PROVIDED RECORDS
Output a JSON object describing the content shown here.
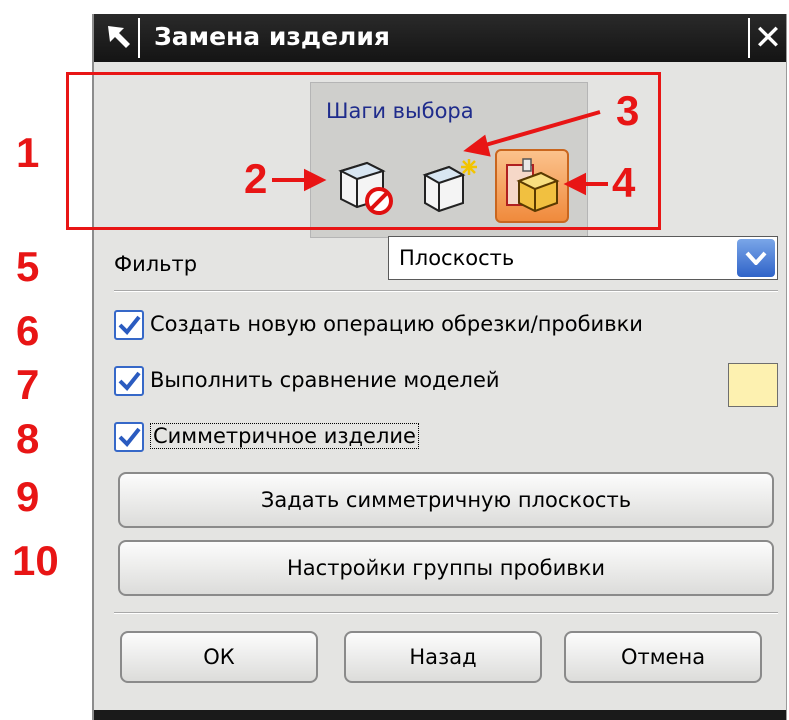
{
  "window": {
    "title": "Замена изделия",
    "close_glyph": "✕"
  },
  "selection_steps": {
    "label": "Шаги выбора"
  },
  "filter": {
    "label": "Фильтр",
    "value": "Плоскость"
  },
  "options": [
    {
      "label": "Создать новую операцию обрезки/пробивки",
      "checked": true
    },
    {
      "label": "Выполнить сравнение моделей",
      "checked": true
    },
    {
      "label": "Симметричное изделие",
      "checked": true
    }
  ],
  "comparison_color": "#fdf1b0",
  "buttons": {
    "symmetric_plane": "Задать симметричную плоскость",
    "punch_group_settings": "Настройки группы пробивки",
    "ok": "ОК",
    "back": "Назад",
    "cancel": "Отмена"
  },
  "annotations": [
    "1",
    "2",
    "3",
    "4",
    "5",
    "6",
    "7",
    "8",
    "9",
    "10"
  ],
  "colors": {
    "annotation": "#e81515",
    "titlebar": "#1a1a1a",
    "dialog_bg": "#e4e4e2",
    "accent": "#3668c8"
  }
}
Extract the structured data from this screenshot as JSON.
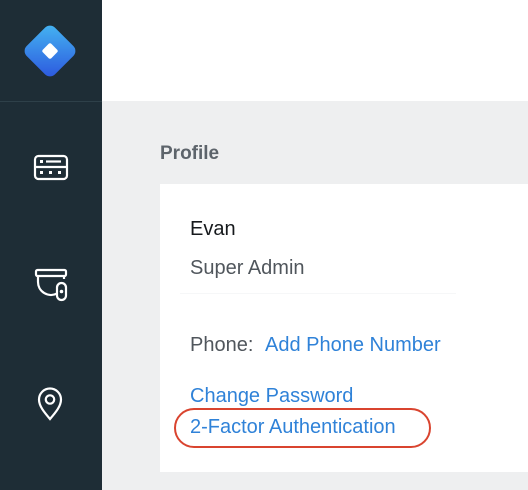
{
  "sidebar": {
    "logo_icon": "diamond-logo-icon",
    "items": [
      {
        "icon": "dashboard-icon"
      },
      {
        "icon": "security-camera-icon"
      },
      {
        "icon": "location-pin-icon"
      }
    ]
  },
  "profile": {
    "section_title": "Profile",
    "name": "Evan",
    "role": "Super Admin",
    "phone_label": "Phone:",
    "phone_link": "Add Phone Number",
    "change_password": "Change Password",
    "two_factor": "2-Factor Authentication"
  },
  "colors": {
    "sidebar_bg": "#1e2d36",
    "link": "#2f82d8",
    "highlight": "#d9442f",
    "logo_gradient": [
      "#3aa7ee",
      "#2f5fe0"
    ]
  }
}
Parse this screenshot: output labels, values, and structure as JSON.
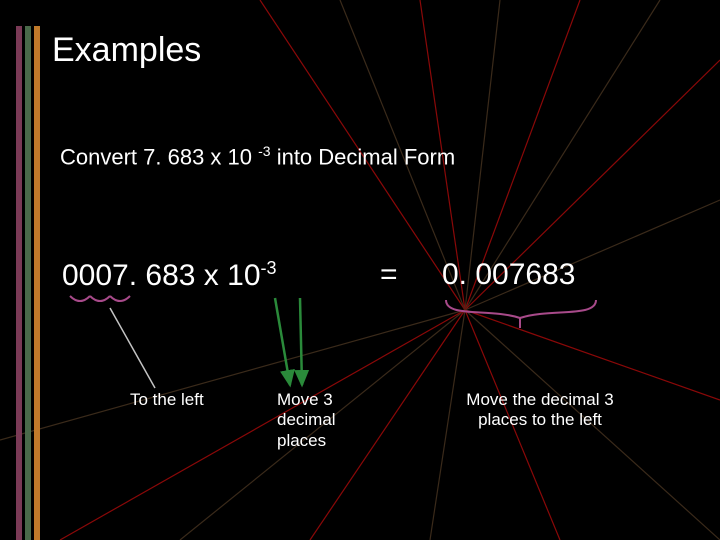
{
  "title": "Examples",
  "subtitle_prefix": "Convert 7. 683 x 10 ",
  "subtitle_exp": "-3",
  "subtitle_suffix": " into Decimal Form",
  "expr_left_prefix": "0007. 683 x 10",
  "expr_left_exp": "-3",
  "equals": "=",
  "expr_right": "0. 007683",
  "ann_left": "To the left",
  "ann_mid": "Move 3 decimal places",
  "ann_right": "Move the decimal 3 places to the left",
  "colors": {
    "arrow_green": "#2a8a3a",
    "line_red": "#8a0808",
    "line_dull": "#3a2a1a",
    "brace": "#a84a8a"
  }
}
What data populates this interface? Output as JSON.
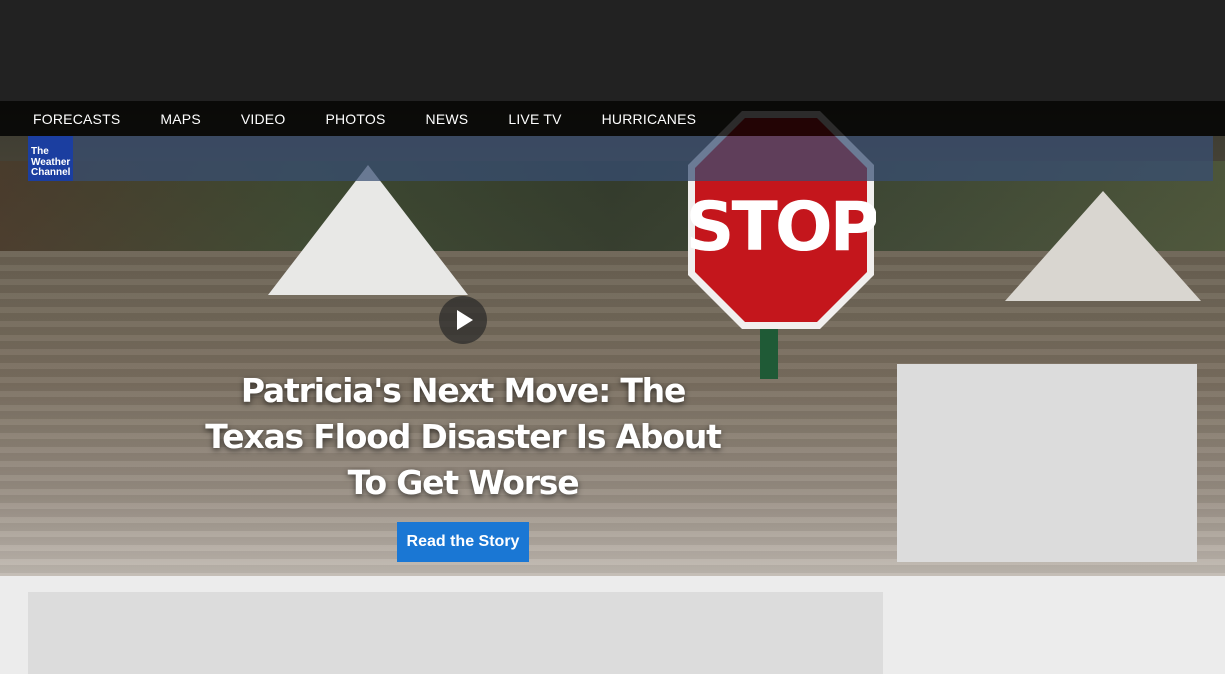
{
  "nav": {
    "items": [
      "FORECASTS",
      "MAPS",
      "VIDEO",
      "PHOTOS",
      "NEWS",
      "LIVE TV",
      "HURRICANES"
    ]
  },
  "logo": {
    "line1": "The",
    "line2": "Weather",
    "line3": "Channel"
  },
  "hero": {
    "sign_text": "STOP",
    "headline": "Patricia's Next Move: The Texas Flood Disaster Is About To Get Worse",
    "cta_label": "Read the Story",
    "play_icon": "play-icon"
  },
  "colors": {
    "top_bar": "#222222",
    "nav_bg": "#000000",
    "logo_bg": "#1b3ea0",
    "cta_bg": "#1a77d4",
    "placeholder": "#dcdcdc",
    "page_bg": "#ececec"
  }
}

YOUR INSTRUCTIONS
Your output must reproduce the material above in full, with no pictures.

YOUR RESPONSE
Output a JSON object describing the content shown here.
{
  "window": {
    "title": "Замена изделия",
    "close_glyph": "✕"
  },
  "selection_steps": {
    "label": "Шаги выбора"
  },
  "filter": {
    "label": "Фильтр",
    "value": "Плоскость"
  },
  "options": [
    {
      "label": "Создать новую операцию обрезки/пробивки",
      "checked": true
    },
    {
      "label": "Выполнить сравнение моделей",
      "checked": true
    },
    {
      "label": "Симметричное изделие",
      "checked": true
    }
  ],
  "comparison_color": "#fdf1b0",
  "buttons": {
    "symmetric_plane": "Задать симметричную плоскость",
    "punch_group_settings": "Настройки группы пробивки",
    "ok": "ОК",
    "back": "Назад",
    "cancel": "Отмена"
  },
  "annotations": [
    "1",
    "2",
    "3",
    "4",
    "5",
    "6",
    "7",
    "8",
    "9",
    "10"
  ],
  "colors": {
    "annotation": "#e81515",
    "titlebar": "#1a1a1a",
    "dialog_bg": "#e4e4e2",
    "accent": "#3668c8"
  }
}
Extract the structured data from this screenshot as JSON.
{
  "sidebar": {
    "logo_icon": "diamond-logo-icon",
    "items": [
      {
        "icon": "dashboard-icon"
      },
      {
        "icon": "security-camera-icon"
      },
      {
        "icon": "location-pin-icon"
      }
    ]
  },
  "profile": {
    "section_title": "Profile",
    "name": "Evan",
    "role": "Super Admin",
    "phone_label": "Phone:",
    "phone_link": "Add Phone Number",
    "change_password": "Change Password",
    "two_factor": "2-Factor Authentication"
  },
  "colors": {
    "sidebar_bg": "#1e2d36",
    "link": "#2f82d8",
    "highlight": "#d9442f",
    "logo_gradient": [
      "#3aa7ee",
      "#2f5fe0"
    ]
  }
}
Parse this screenshot: output labels, values, and structure as JSON.
{
  "title": "Examples",
  "subtitle_prefix": "Convert 7. 683 x 10 ",
  "subtitle_exp": "-3",
  "subtitle_suffix": " into Decimal Form",
  "expr_left_prefix": "0007. 683 x 10",
  "expr_left_exp": "-3",
  "equals": "=",
  "expr_right": "0. 007683",
  "ann_left": "To the left",
  "ann_mid": "Move 3 decimal places",
  "ann_right": "Move the decimal 3 places to the left",
  "colors": {
    "arrow_green": "#2a8a3a",
    "line_red": "#8a0808",
    "line_dull": "#3a2a1a",
    "brace": "#a84a8a"
  }
}
What data populates this interface? Output as JSON.
{
  "nav": {
    "items": [
      "FORECASTS",
      "MAPS",
      "VIDEO",
      "PHOTOS",
      "NEWS",
      "LIVE TV",
      "HURRICANES"
    ]
  },
  "logo": {
    "line1": "The",
    "line2": "Weather",
    "line3": "Channel"
  },
  "hero": {
    "sign_text": "STOP",
    "headline": "Patricia's Next Move: The Texas Flood Disaster Is About To Get Worse",
    "cta_label": "Read the Story",
    "play_icon": "play-icon"
  },
  "colors": {
    "top_bar": "#222222",
    "nav_bg": "#000000",
    "logo_bg": "#1b3ea0",
    "cta_bg": "#1a77d4",
    "placeholder": "#dcdcdc",
    "page_bg": "#ececec"
  }
}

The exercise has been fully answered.